This week Steve, Emma, and I were at Costco, and we saw one of my girlfriends from when I was a police dispatcher. It was so great talking to her and I remembered why I always liked her so much. She told us her husband is going through the process of medically retiring from the department as a deputy Sheriff. The conversation brought back a lot of negative feelings I had from my own medical retirement, and how badly the department treated me during that time. It’s crazy how you can actually forget a period of time in your life until someone else you know goes through it. Then, little memories and feelings come back to remind you.
This picture of my youngest, Emma (now 10) reminds me of how blessed I was to have something new in my life immediately following my retirement. The process of living out your entire adulthood being one thing and then having it completely disappear from who you are feels like a complete loss of one’s identity. I was 19 when I started in Law Enforcement and 41 when I retired. I wasn’t ready to leave. I was afraid of what I’d do, or who I’d be. Who would be my friends? Where would I fit into the world now?
The best thing I did was go through vocational rehabilitation. It was this picture of little Emma that sent me there with a purpose. I went in the first day and said I wanted to be a photographer. I really liked this picture I took of Emma with Steve’s Canon AE-1 film camera. I thought I’d be good at taking some pictures so I enrolled in school. I was at Orange Coast College within 4 weeks of my retirement.
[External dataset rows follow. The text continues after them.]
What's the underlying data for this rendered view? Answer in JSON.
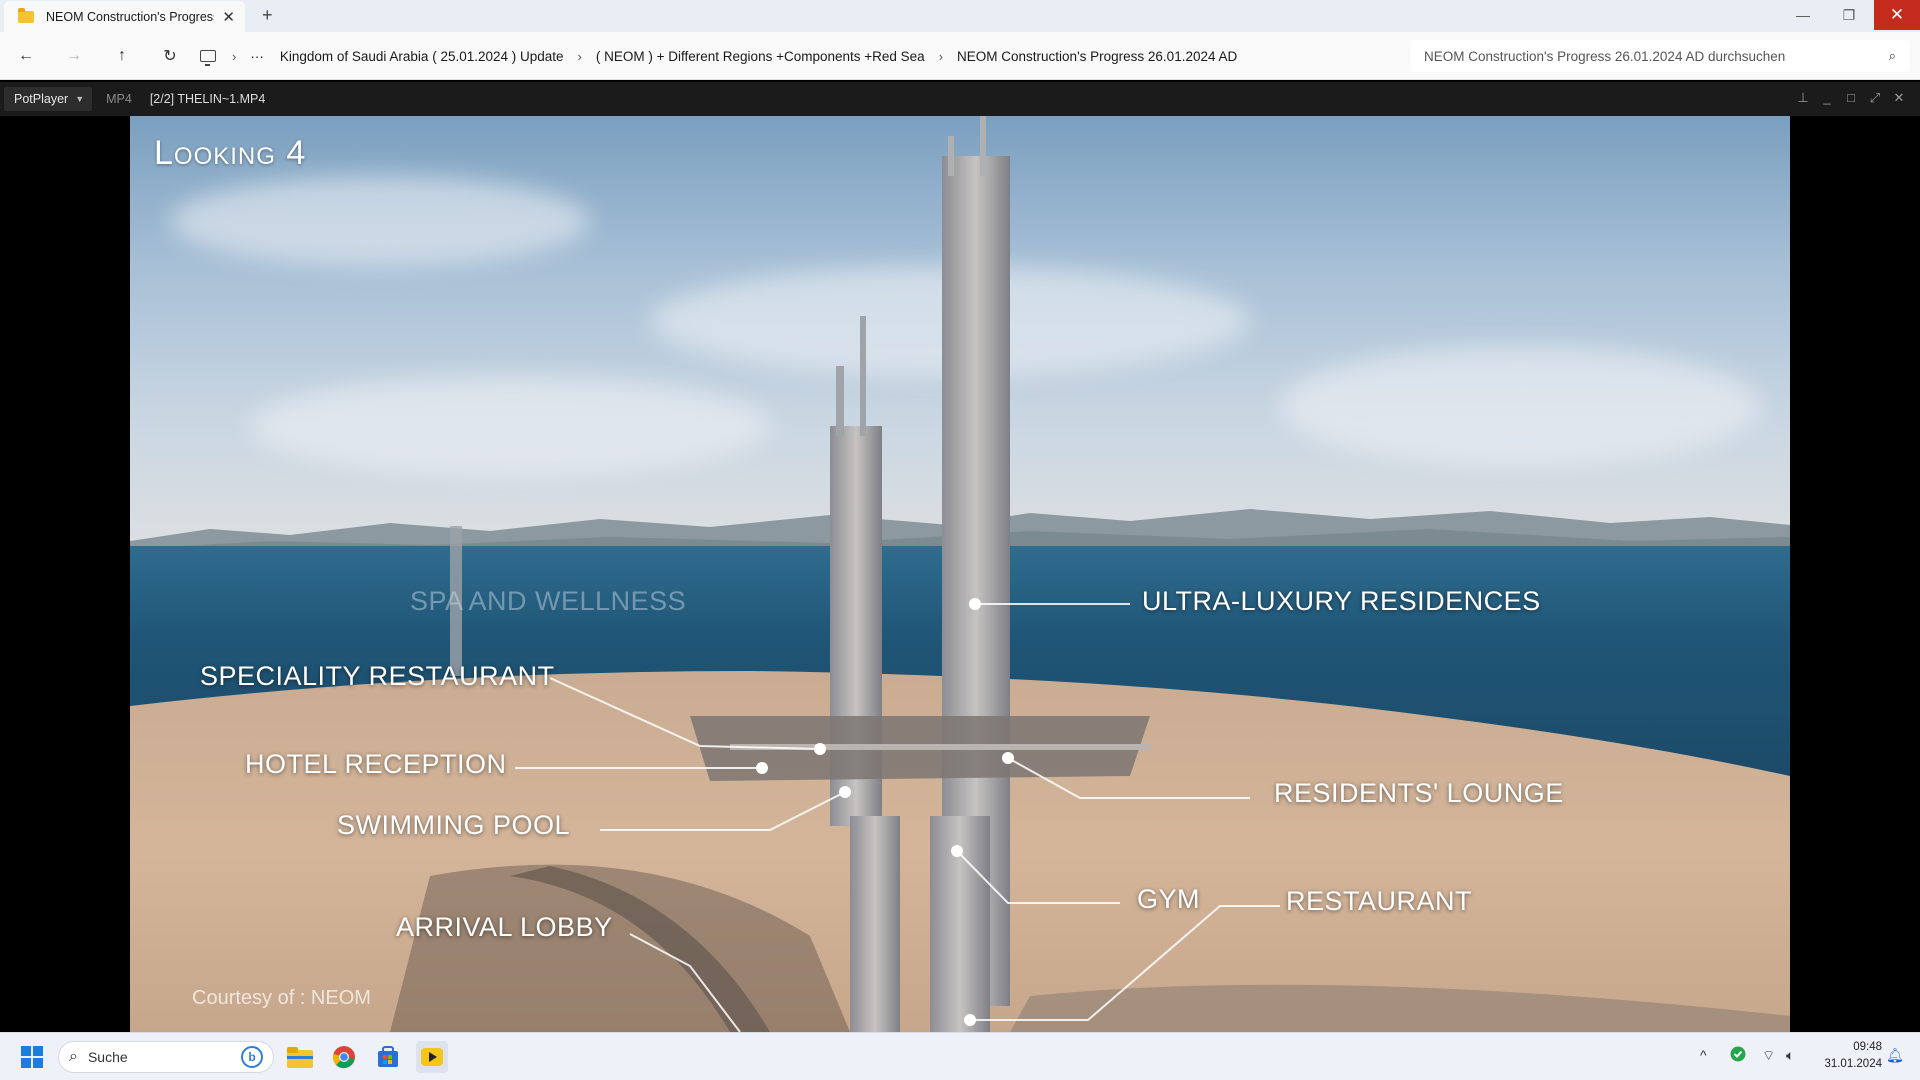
{
  "explorer": {
    "tab_title": "NEOM Construction's Progress",
    "breadcrumbs": [
      "Kingdom of Saudi Arabia ( 25.01.2024 ) Update",
      "( NEOM ) + Different Regions +Components +Red Sea",
      "NEOM Construction's Progress 26.01.2024 AD"
    ],
    "search_placeholder": "NEOM Construction's Progress 26.01.2024 AD durchsuchen"
  },
  "player": {
    "menu_label": "PotPlayer",
    "format": "MP4",
    "file_name": "[2/2] THELIN~1.MP4"
  },
  "video": {
    "title": "Looking 4",
    "labels": {
      "spa": "SPA AND WELLNESS",
      "ultra": "ULTRA-LUXURY RESIDENCES",
      "speciality": "SPECIALITY RESTAURANT",
      "hotel": "HOTEL RECEPTION",
      "pool": "SWIMMING POOL",
      "lounge": "RESIDENTS' LOUNGE",
      "gym": "GYM",
      "restaurant": "RESTAURANT",
      "lobby": "ARRIVAL LOBBY"
    },
    "courtesy": "Courtesy of : NEOM"
  },
  "taskbar": {
    "search_label": "Suche",
    "time": "09:48",
    "date": "31.01.2024"
  }
}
There was no time to sit around and worry about anything. No time to watch TV and drink beers feeling sorry for myself like I’d seen so many medically retired people do. I was off and into my next life. I’m so thankful for photography for not letting me sink. I’m thankful for it becoming a new love that helped me see the world in a fresh and positive way. It kept me from fading away, and gave me new hope, and a new beginning. That is a good thing to remember.